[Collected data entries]
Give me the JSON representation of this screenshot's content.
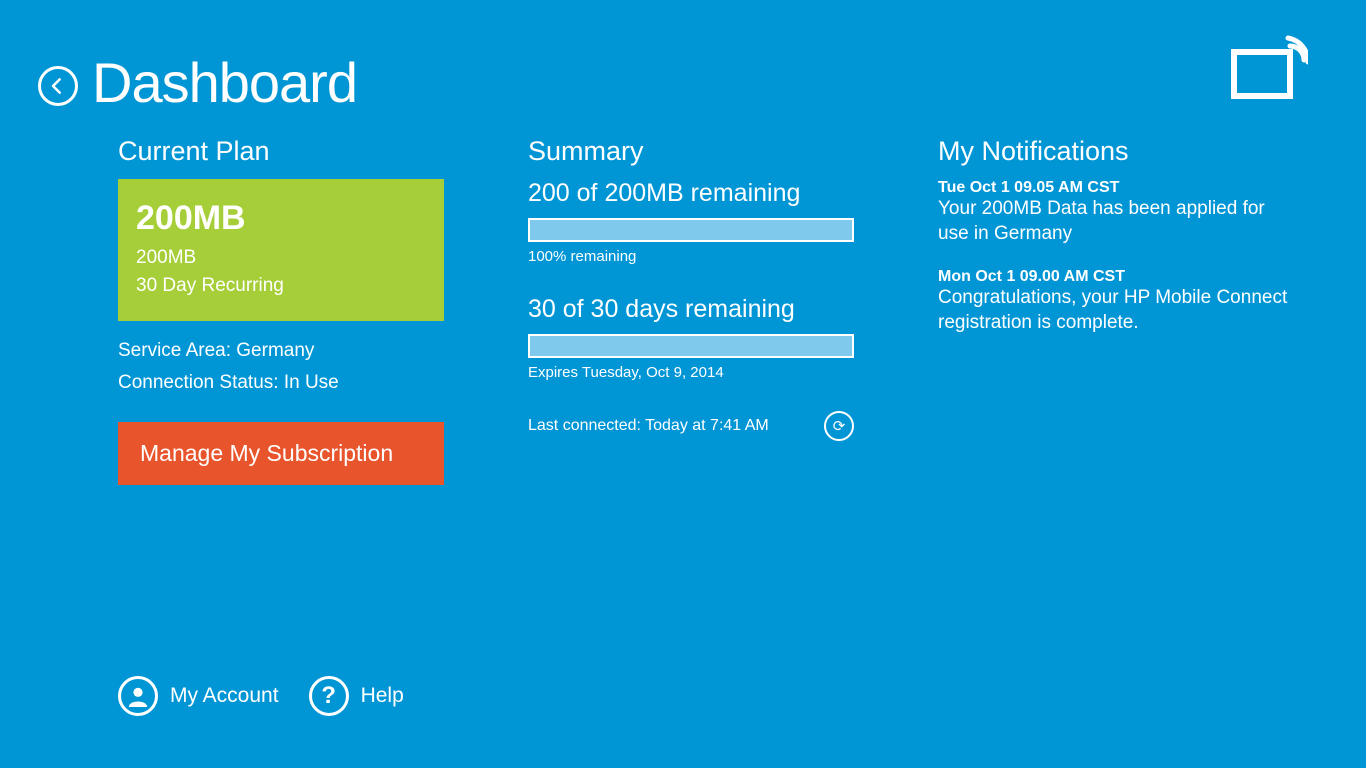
{
  "header": {
    "title": "Dashboard"
  },
  "plan": {
    "section_title": "Current Plan",
    "amount": "200MB",
    "sub_amount": "200MB",
    "recurring": "30 Day Recurring",
    "service_area": "Service Area: Germany",
    "connection_status": "Connection Status: In Use",
    "manage_label": "Manage My Subscription"
  },
  "summary": {
    "section_title": "Summary",
    "data_line": "200 of 200MB remaining",
    "data_caption": "100% remaining",
    "days_line": "30 of 30 days remaining",
    "days_caption": "Expires Tuesday, Oct 9, 2014",
    "last_connected": "Last connected: Today at 7:41 AM"
  },
  "notifications": {
    "section_title": "My Notifications",
    "items": [
      {
        "date": "Tue Oct 1  09.05 AM CST",
        "body": "Your 200MB Data has been applied for use in Germany"
      },
      {
        "date": "Mon Oct 1  09.00 AM CST",
        "body": "Congratulations, your HP Mobile Connect registration is complete."
      }
    ]
  },
  "footer": {
    "account": "My Account",
    "help": "Help"
  },
  "chart_data": [
    {
      "type": "bar",
      "title": "Data remaining",
      "categories": [
        "remaining"
      ],
      "values": [
        100
      ],
      "ylim": [
        0,
        100
      ],
      "xlabel": "",
      "ylabel": "% remaining"
    },
    {
      "type": "bar",
      "title": "Days remaining",
      "categories": [
        "remaining"
      ],
      "values": [
        100
      ],
      "ylim": [
        0,
        100
      ],
      "xlabel": "",
      "ylabel": "% remaining"
    }
  ]
}
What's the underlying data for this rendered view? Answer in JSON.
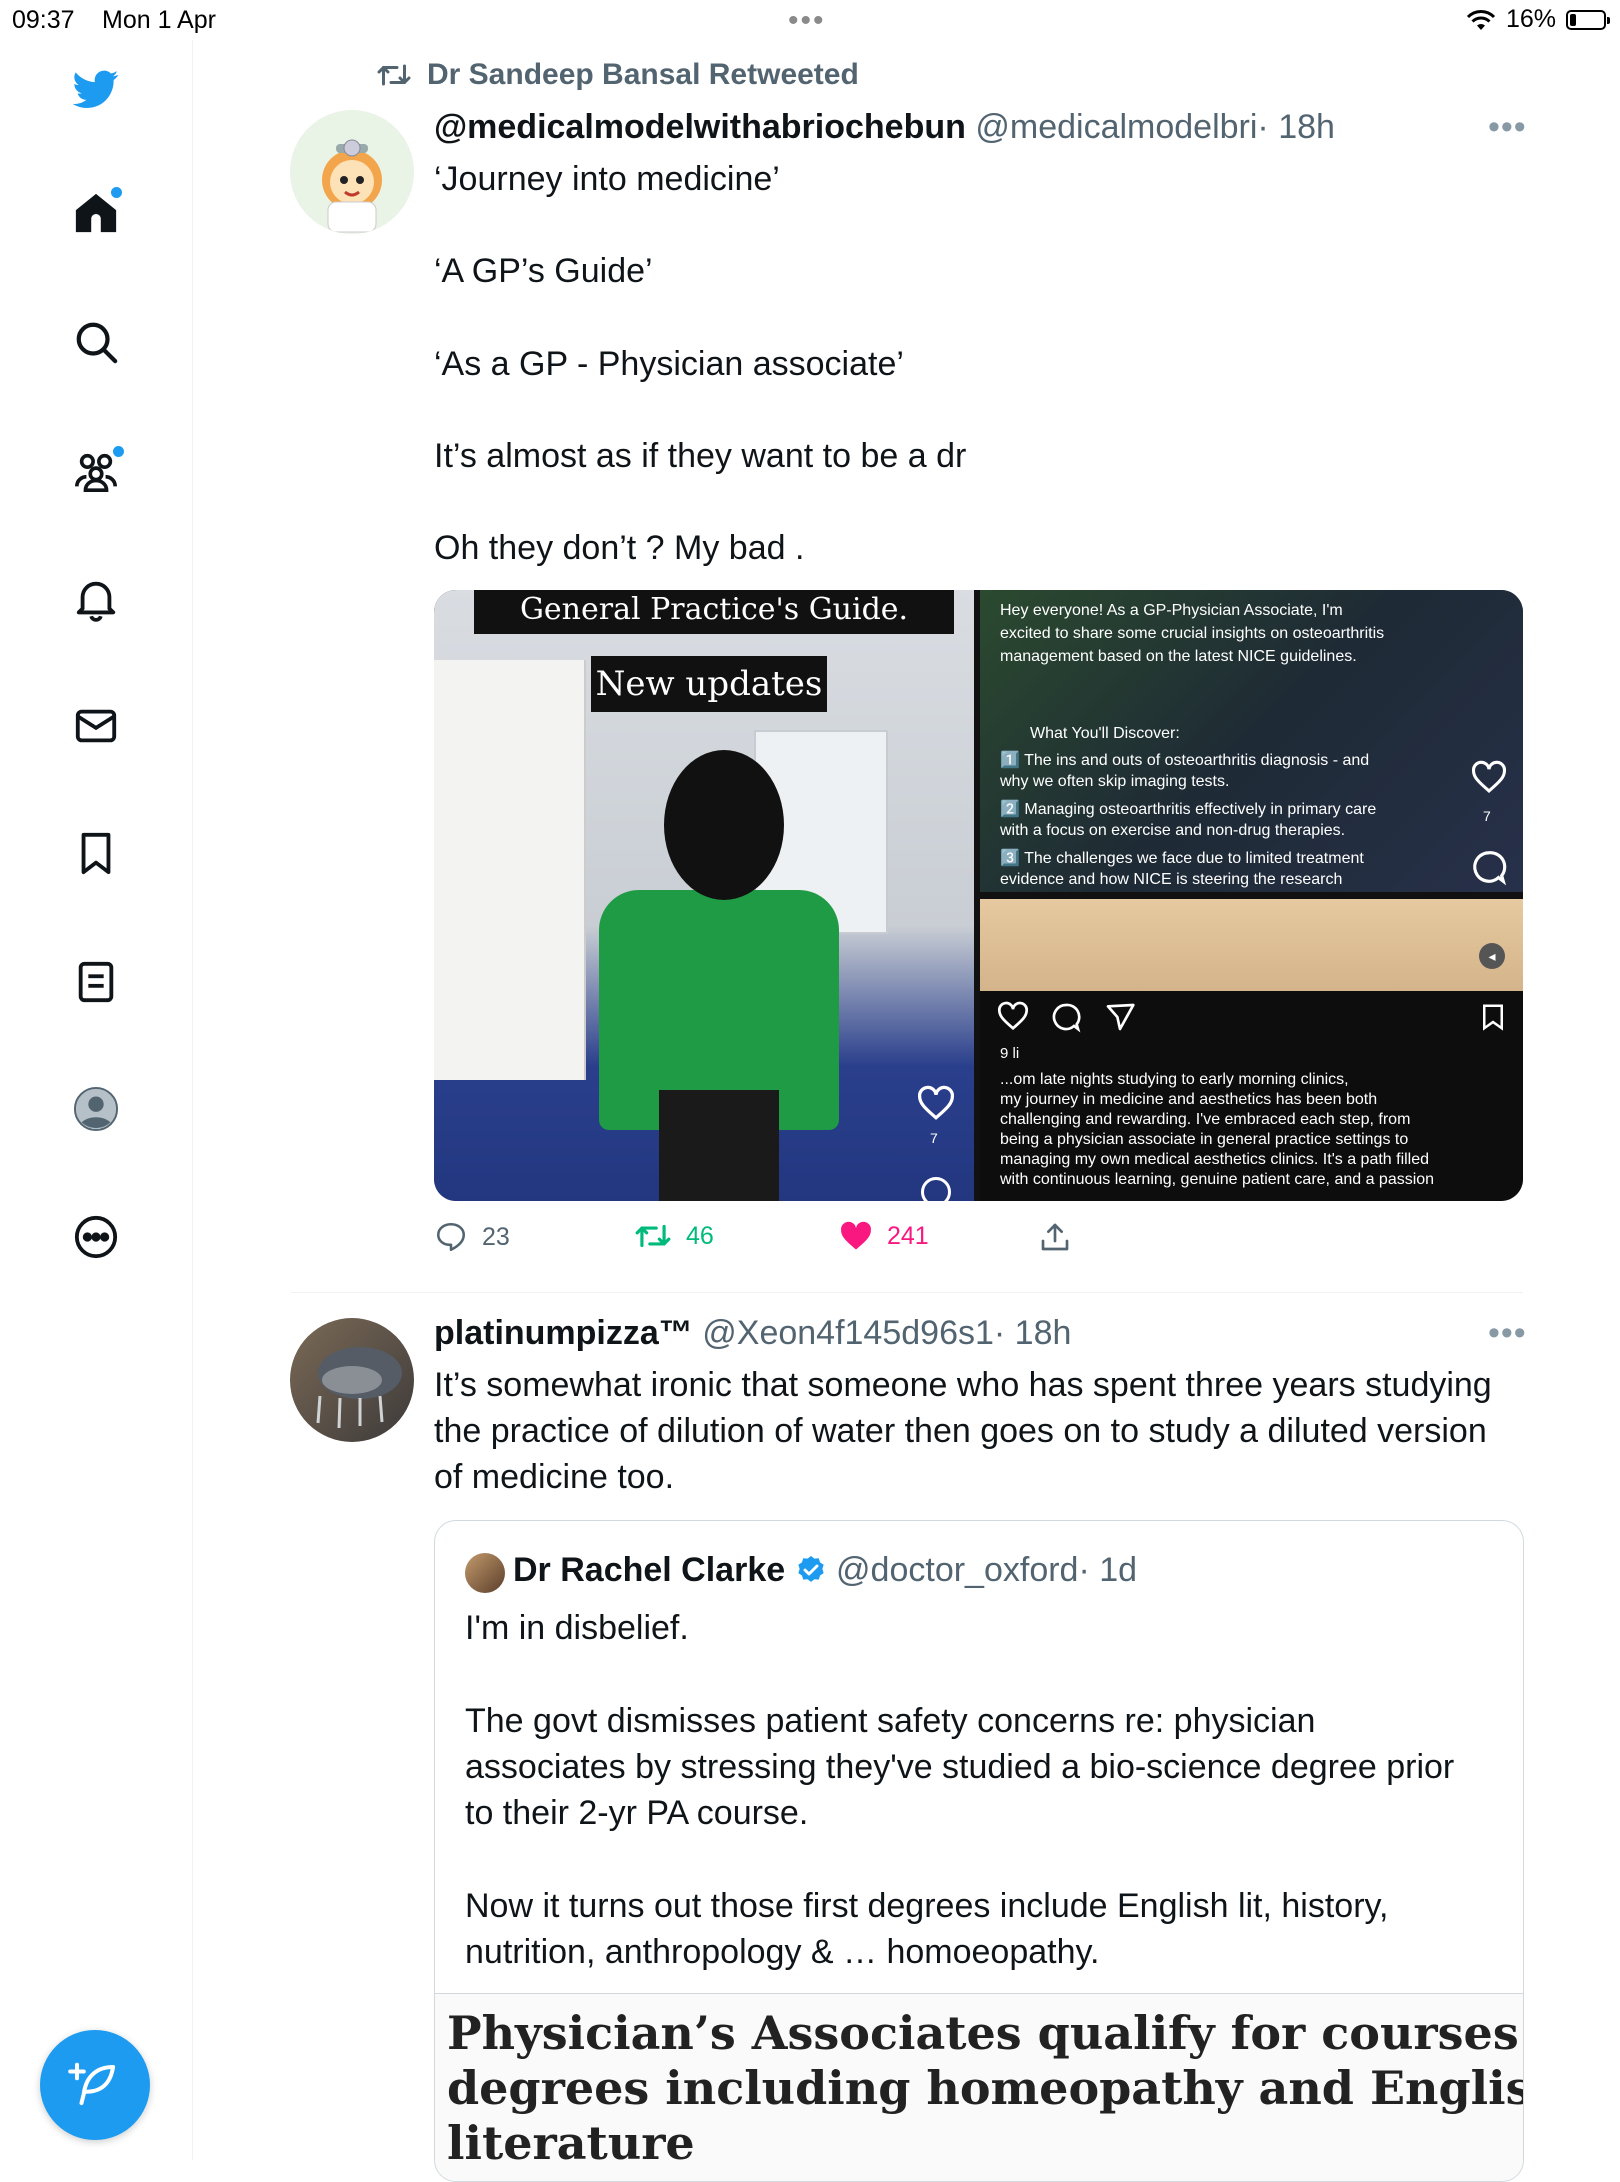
{
  "status_bar": {
    "time": "09:37",
    "date": "Mon 1 Apr",
    "battery": "16%"
  },
  "timeline": {
    "retweet_label": "Dr Sandeep Bansal Retweeted",
    "tweet1": {
      "name": "@medicalmodelwithabriochebun",
      "handle": "@medicalmodelbri",
      "time": "· 18h",
      "lines": [
        "‘Journey into medicine’",
        "‘A GP’s Guide’",
        "‘As a GP - Physician associate’",
        "It’s almost as if they want to be a dr",
        "Oh they don’t ? My bad ."
      ],
      "media": {
        "left_title": "General Practice's Guide.",
        "left_subtitle": "New updates",
        "left_like_count": "7",
        "top_right_text": [
          "Hey everyone! As a GP-Physician Associate, I'm",
          "excited to share some crucial insights on osteoarthritis",
          "management based on the latest NICE guidelines.",
          "What You'll Discover:",
          "1️⃣ The ins and outs of osteoarthritis diagnosis - and",
          "why we often skip imaging tests.",
          "2️⃣ Managing osteoarthritis effectively in primary care",
          "with a focus on exercise and non-drug therapies.",
          "3️⃣ The challenges we face due to limited treatment",
          "evidence and how NICE is steering the research"
        ],
        "top_right_like_count": "7",
        "bottom_right_likes": "9 li",
        "bottom_right_text": [
          "...om late nights studying to early morning clinics,",
          "my journey in medicine and aesthetics has been both",
          "challenging and rewarding. I've embraced each step, from",
          "being a physician associate in general practice settings to",
          "managing my own medical aesthetics clinics. It's a path filled",
          "with continuous learning, genuine patient care, and a passion"
        ]
      },
      "replies": "23",
      "retweets": "46",
      "likes": "241"
    },
    "tweet2": {
      "name": "platinumpizza™",
      "handle": "@Xeon4f145d96s1",
      "time": "· 18h",
      "lines": [
        "It’s somewhat ironic that someone who has spent three years studying",
        "the practice of dilution of water then goes on to study a diluted version",
        "of medicine too."
      ],
      "quote": {
        "name": "Dr Rachel Clarke",
        "handle": "@doctor_oxford",
        "time": "· 1d",
        "lines": [
          "I'm in disbelief.",
          "The govt dismisses patient safety concerns re: physician",
          "associates by stressing they've studied a bio-science degree prior",
          "to their 2-yr PA course.",
          "Now it turns out those first degrees include English lit, history,",
          "nutrition, anthropology & … homoeopathy."
        ],
        "headline_lines": [
          "Physician’s Associates qualify for courses with",
          "degrees including homeopathy and English",
          "literature"
        ]
      }
    }
  }
}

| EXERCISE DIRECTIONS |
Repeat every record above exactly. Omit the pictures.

| EXERCISE RESPONSE |
Give me the JSON representation of this screenshot's content.
{
  "header": {
    "title": "Dashboard"
  },
  "plan": {
    "section_title": "Current Plan",
    "amount": "200MB",
    "sub_amount": "200MB",
    "recurring": "30 Day Recurring",
    "service_area": "Service Area: Germany",
    "connection_status": "Connection Status: In Use",
    "manage_label": "Manage My Subscription"
  },
  "summary": {
    "section_title": "Summary",
    "data_line": "200 of 200MB remaining",
    "data_caption": "100% remaining",
    "days_line": "30 of 30 days remaining",
    "days_caption": "Expires Tuesday, Oct 9, 2014",
    "last_connected": "Last connected: Today at 7:41 AM"
  },
  "notifications": {
    "section_title": "My Notifications",
    "items": [
      {
        "date": "Tue Oct 1  09.05 AM CST",
        "body": "Your 200MB Data has been applied for use in Germany"
      },
      {
        "date": "Mon Oct 1  09.00 AM CST",
        "body": "Congratulations, your HP Mobile Connect registration is complete."
      }
    ]
  },
  "footer": {
    "account": "My Account",
    "help": "Help"
  },
  "chart_data": [
    {
      "type": "bar",
      "title": "Data remaining",
      "categories": [
        "remaining"
      ],
      "values": [
        100
      ],
      "ylim": [
        0,
        100
      ],
      "xlabel": "",
      "ylabel": "% remaining"
    },
    {
      "type": "bar",
      "title": "Days remaining",
      "categories": [
        "remaining"
      ],
      "values": [
        100
      ],
      "ylim": [
        0,
        100
      ],
      "xlabel": "",
      "ylabel": "% remaining"
    }
  ]
}
What's the underlying data for this rendered view? Answer in JSON.
{
  "status_bar": {
    "time": "09:37",
    "date": "Mon 1 Apr",
    "battery": "16%"
  },
  "timeline": {
    "retweet_label": "Dr Sandeep Bansal Retweeted",
    "tweet1": {
      "name": "@medicalmodelwithabriochebun",
      "handle": "@medicalmodelbri",
      "time": "· 18h",
      "lines": [
        "‘Journey into medicine’",
        "‘A GP’s Guide’",
        "‘As a GP - Physician associate’",
        "It’s almost as if they want to be a dr",
        "Oh they don’t ? My bad ."
      ],
      "media": {
        "left_title": "General Practice's Guide.",
        "left_subtitle": "New updates",
        "left_like_count": "7",
        "top_right_text": [
          "Hey everyone! As a GP-Physician Associate, I'm",
          "excited to share some crucial insights on osteoarthritis",
          "management based on the latest NICE guidelines.",
          "What You'll Discover:",
          "1️⃣ The ins and outs of osteoarthritis diagnosis - and",
          "why we often skip imaging tests.",
          "2️⃣ Managing osteoarthritis effectively in primary care",
          "with a focus on exercise and non-drug therapies.",
          "3️⃣ The challenges we face due to limited treatment",
          "evidence and how NICE is steering the research"
        ],
        "top_right_like_count": "7",
        "bottom_right_likes": "9 li",
        "bottom_right_text": [
          "...om late nights studying to early morning clinics,",
          "my journey in medicine and aesthetics has been both",
          "challenging and rewarding. I've embraced each step, from",
          "being a physician associate in general practice settings to",
          "managing my own medical aesthetics clinics. It's a path filled",
          "with continuous learning, genuine patient care, and a passion"
        ]
      },
      "replies": "23",
      "retweets": "46",
      "likes": "241"
    },
    "tweet2": {
      "name": "platinumpizza™",
      "handle": "@Xeon4f145d96s1",
      "time": "· 18h",
      "lines": [
        "It’s somewhat ironic that someone who has spent three years studying",
        "the practice of dilution of water then goes on to study a diluted version",
        "of medicine too."
      ],
      "quote": {
        "name": "Dr Rachel Clarke",
        "handle": "@doctor_oxford",
        "time": "· 1d",
        "lines": [
          "I'm in disbelief.",
          "The govt dismisses patient safety concerns re: physician",
          "associates by stressing they've studied a bio-science degree prior",
          "to their 2-yr PA course.",
          "Now it turns out those first degrees include English lit, history,",
          "nutrition, anthropology & … homoeopathy."
        ],
        "headline_lines": [
          "Physician’s Associates qualify for courses with",
          "degrees including homeopathy and English",
          "literature"
        ]
      }
    }
  }
}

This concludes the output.